_WORK REQUEST:_ Copy every line of the data exactly, leaving nothing out.

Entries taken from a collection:
==================================================

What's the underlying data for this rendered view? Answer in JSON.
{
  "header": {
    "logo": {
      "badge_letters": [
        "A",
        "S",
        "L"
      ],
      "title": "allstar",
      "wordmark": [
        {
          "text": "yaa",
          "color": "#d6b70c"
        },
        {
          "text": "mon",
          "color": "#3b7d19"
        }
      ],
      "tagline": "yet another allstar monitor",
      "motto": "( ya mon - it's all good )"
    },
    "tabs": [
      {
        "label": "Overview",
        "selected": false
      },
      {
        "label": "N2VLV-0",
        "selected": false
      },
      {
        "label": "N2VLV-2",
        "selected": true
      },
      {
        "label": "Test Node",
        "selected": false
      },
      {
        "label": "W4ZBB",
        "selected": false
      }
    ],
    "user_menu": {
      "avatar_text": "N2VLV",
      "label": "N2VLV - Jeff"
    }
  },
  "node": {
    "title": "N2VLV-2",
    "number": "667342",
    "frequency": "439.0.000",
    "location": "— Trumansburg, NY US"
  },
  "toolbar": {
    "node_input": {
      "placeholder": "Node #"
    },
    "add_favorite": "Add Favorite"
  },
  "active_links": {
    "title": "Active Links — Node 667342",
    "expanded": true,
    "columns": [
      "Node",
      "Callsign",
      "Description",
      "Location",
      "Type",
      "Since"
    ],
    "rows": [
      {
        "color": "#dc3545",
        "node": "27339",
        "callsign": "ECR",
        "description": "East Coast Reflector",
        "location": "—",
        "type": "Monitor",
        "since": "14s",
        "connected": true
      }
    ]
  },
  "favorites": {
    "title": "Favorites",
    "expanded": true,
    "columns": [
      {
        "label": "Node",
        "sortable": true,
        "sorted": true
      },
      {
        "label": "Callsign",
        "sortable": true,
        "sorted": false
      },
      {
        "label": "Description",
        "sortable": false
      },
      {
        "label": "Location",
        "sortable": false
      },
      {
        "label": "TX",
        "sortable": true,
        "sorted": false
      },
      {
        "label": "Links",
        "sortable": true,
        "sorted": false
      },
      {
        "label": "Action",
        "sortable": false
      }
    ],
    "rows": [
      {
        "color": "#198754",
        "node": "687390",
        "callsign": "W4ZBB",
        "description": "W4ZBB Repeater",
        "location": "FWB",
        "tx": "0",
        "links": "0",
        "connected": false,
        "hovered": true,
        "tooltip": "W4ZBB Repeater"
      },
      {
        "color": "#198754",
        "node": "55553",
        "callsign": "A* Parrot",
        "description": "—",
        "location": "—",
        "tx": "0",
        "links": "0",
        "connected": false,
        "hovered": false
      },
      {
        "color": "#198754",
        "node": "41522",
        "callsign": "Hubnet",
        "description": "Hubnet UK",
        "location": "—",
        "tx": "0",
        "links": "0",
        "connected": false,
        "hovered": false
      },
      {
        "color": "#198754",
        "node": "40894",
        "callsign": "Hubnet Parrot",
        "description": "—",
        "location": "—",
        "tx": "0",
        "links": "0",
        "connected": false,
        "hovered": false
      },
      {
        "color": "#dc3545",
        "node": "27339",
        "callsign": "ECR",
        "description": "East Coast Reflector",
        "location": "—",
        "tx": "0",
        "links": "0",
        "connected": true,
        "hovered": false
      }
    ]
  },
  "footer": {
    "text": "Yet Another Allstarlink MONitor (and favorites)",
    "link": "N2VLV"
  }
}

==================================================

_RESULT OF THIS TASK:_
What's the underlying data for this rendered view? Answer in JSON.
{
  "header": {
    "logo": {
      "badge_letters": [
        "A",
        "S",
        "L"
      ],
      "title": "allstar",
      "wordmark": [
        {
          "text": "yaa",
          "color": "#d6b70c"
        },
        {
          "text": "mon",
          "color": "#3b7d19"
        }
      ],
      "tagline": "yet another allstar monitor",
      "motto": "( ya mon - it's all good )"
    },
    "tabs": [
      {
        "label": "Overview",
        "selected": false
      },
      {
        "label": "N2VLV-0",
        "selected": false
      },
      {
        "label": "N2VLV-2",
        "selected": true
      },
      {
        "label": "Test Node",
        "selected": false
      },
      {
        "label": "W4ZBB",
        "selected": false
      }
    ],
    "user_menu": {
      "avatar_text": "N2VLV",
      "label": "N2VLV - Jeff"
    }
  },
  "node": {
    "title": "N2VLV-2",
    "number": "667342",
    "frequency": "439.0.000",
    "location": "— Trumansburg, NY US"
  },
  "toolbar": {
    "node_input": {
      "placeholder": "Node #"
    },
    "add_favorite": "Add Favorite"
  },
  "active_links": {
    "title": "Active Links — Node 667342",
    "expanded": true,
    "columns": [
      "Node",
      "Callsign",
      "Description",
      "Location",
      "Type",
      "Since"
    ],
    "rows": [
      {
        "color": "#dc3545",
        "node": "27339",
        "callsign": "ECR",
        "description": "East Coast Reflector",
        "location": "—",
        "type": "Monitor",
        "since": "14s",
        "connected": true
      }
    ]
  },
  "favorites": {
    "title": "Favorites",
    "expanded": true,
    "columns": [
      {
        "label": "Node",
        "sortable": true,
        "sorted": true
      },
      {
        "label": "Callsign",
        "sortable": true,
        "sorted": false
      },
      {
        "label": "Description",
        "sortable": false
      },
      {
        "label": "Location",
        "sortable": false
      },
      {
        "label": "TX",
        "sortable": true,
        "sorted": false
      },
      {
        "label": "Links",
        "sortable": true,
        "sorted": false
      },
      {
        "label": "Action",
        "sortable": false
      }
    ],
    "rows": [
      {
        "color": "#198754",
        "node": "687390",
        "callsign": "W4ZBB",
        "description": "W4ZBB Repeater",
        "location": "FWB",
        "tx": "0",
        "links": "0",
        "connected": false,
        "hovered": true,
        "tooltip": "W4ZBB Repeater"
      },
      {
        "color": "#198754",
        "node": "55553",
        "callsign": "A* Parrot",
        "description": "—",
        "location": "—",
        "tx": "0",
        "links": "0",
        "connected": false,
        "hovered": false
      },
      {
        "color": "#198754",
        "node": "41522",
        "callsign": "Hubnet",
        "description": "Hubnet UK",
        "location": "—",
        "tx": "0",
        "links": "0",
        "connected": false,
        "hovered": false
      },
      {
        "color": "#198754",
        "node": "40894",
        "callsign": "Hubnet Parrot",
        "description": "—",
        "location": "—",
        "tx": "0",
        "links": "0",
        "connected": false,
        "hovered": false
      },
      {
        "color": "#dc3545",
        "node": "27339",
        "callsign": "ECR",
        "description": "East Coast Reflector",
        "location": "—",
        "tx": "0",
        "links": "0",
        "connected": true,
        "hovered": false
      }
    ]
  },
  "footer": {
    "text": "Yet Another Allstarlink MONitor (and favorites)",
    "link": "N2VLV"
  }
}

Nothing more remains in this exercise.